Saturday, June 06, 2020

A case report and literature review: The American Journal of OrthopedicsĀ®

superior mesenteric artery syndrome as a complication of scoliosis surgery.

Superior mesenteric artery (SMA) syndrome is a rare and potentially life-threatening complication of scoliosis surgery. The anatomical relationship of the duodenum and the superior mesenteric artery, the correction of angular deformity of the spine, and the normal adolescent growth spurt all contribute to the condition.

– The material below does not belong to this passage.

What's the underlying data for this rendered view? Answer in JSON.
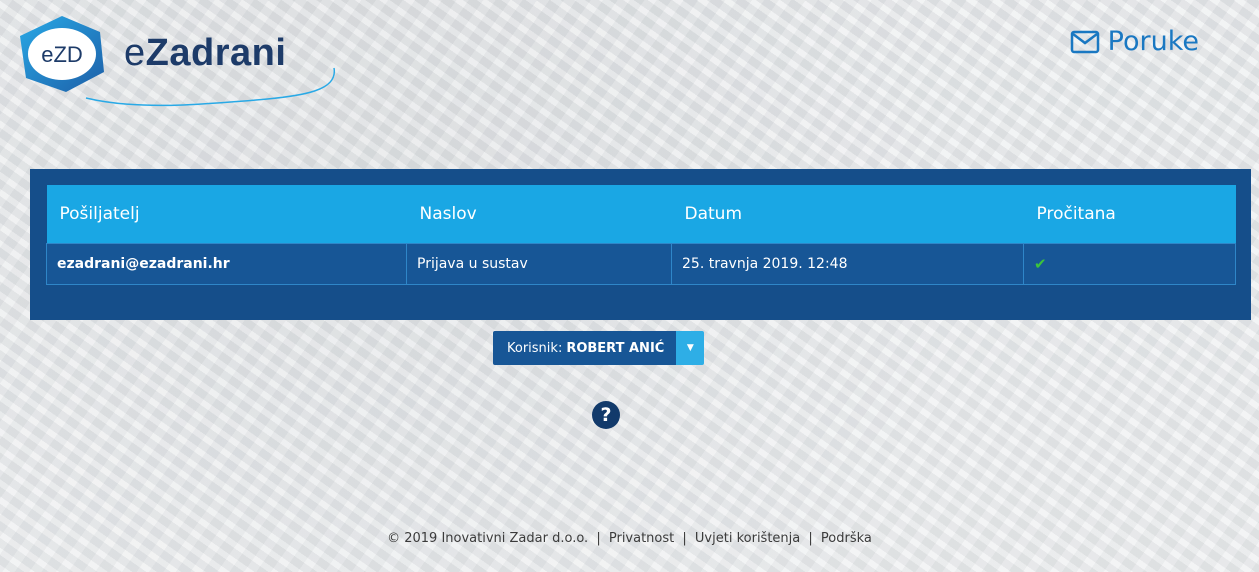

Superior mesenteric artery (SMA) syndrome resulting from surgical treatment of scoliosis has been recognized in the medical literature since 1752. Throughout the literature, SMA syndrome variably has been referred to as cast syndrome, Wilkie syndrome, arteriomesenteric duodenal obstruction, and chronic duodenal ileus. We now recognize numerous etiologies of SMA syndrome, as several sources can externally compress the duodenum. Classic acute symptoms of bowel obstruction include bilious vomiting, nausea and epigastric pain. Chronic manifestations of SMA syndrome may include weight loss and decreased appetite. Our literature review revealed that adolescent growth spurt, height-to-weight ratio, and perioperative weight loss are risk factors associated with SMA syndrome after pediatric spine surgery.

Early recognition of the nonspecific symptoms of abdominal pain, abdominal distension, bilious or projectile vomiting, hypoactive bowel sounds, and anorexia plays a key role in post-scoliosis surgery and is crucial in preventing the severe morbidity and mortality associated with SMA syndrome.

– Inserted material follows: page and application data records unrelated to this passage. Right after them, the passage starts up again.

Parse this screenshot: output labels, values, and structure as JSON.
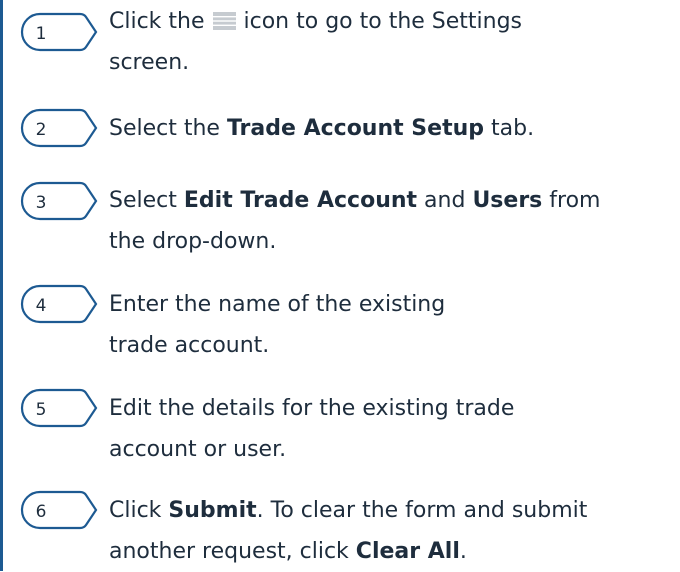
{
  "colors": {
    "marker_stroke": "#1d5a92",
    "text": "#1e2d3d",
    "menu_icon": "#c6cbd0",
    "edge_rule": "#1d5a92"
  },
  "steps": [
    {
      "number": "1",
      "parts": [
        {
          "text": "Click the "
        },
        {
          "icon": "menu-icon"
        },
        {
          "text": " icon to go to the Settings"
        },
        {
          "break": true
        },
        {
          "text": "screen."
        }
      ]
    },
    {
      "number": "2",
      "parts": [
        {
          "text": "Select the "
        },
        {
          "bold": "Trade Account Setup"
        },
        {
          "text": " tab."
        }
      ]
    },
    {
      "number": "3",
      "parts": [
        {
          "text": "Select "
        },
        {
          "bold": "Edit Trade Account"
        },
        {
          "text": " and "
        },
        {
          "bold": "Users"
        },
        {
          "text": " from"
        },
        {
          "break": true
        },
        {
          "text": "the drop-down."
        }
      ]
    },
    {
      "number": "4",
      "parts": [
        {
          "text": "Enter the name of the existing"
        },
        {
          "break": true
        },
        {
          "text": "trade account."
        }
      ]
    },
    {
      "number": "5",
      "parts": [
        {
          "text": "Edit the details for the existing trade"
        },
        {
          "break": true
        },
        {
          "text": "account or user."
        }
      ]
    },
    {
      "number": "6",
      "parts": [
        {
          "text": "Click "
        },
        {
          "bold": "Submit"
        },
        {
          "text": ". To clear the form and submit"
        },
        {
          "break": true
        },
        {
          "text": "another request, click "
        },
        {
          "bold": "Clear All"
        },
        {
          "text": "."
        }
      ]
    }
  ]
}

Take-Home Points

  • Adolescent growth spurt, height-to weight ratio, and perioperative weight loss are risk factors associated with SMA syndrome following pediatric spine surgery.
  • Must recognize nonspecific symptoms such as abdominal pain, tenderness, distention, bilious or projectile vomiting, hypoactive bowel sounds and anorexia postoperatively.
  • Complications of SMA syndrome can potentially lead to aspiration pneumonia, acute gastric rupture or cardiovascular collapse and death.

By Philip K. Louie, MD, Bryce A. Basques, MD, Adam Bitterman, DO, Shalin Shah, BS, Kishan Patel, BS, Isaac Abramchayev, PA-C, and Jonathan Lewin, MD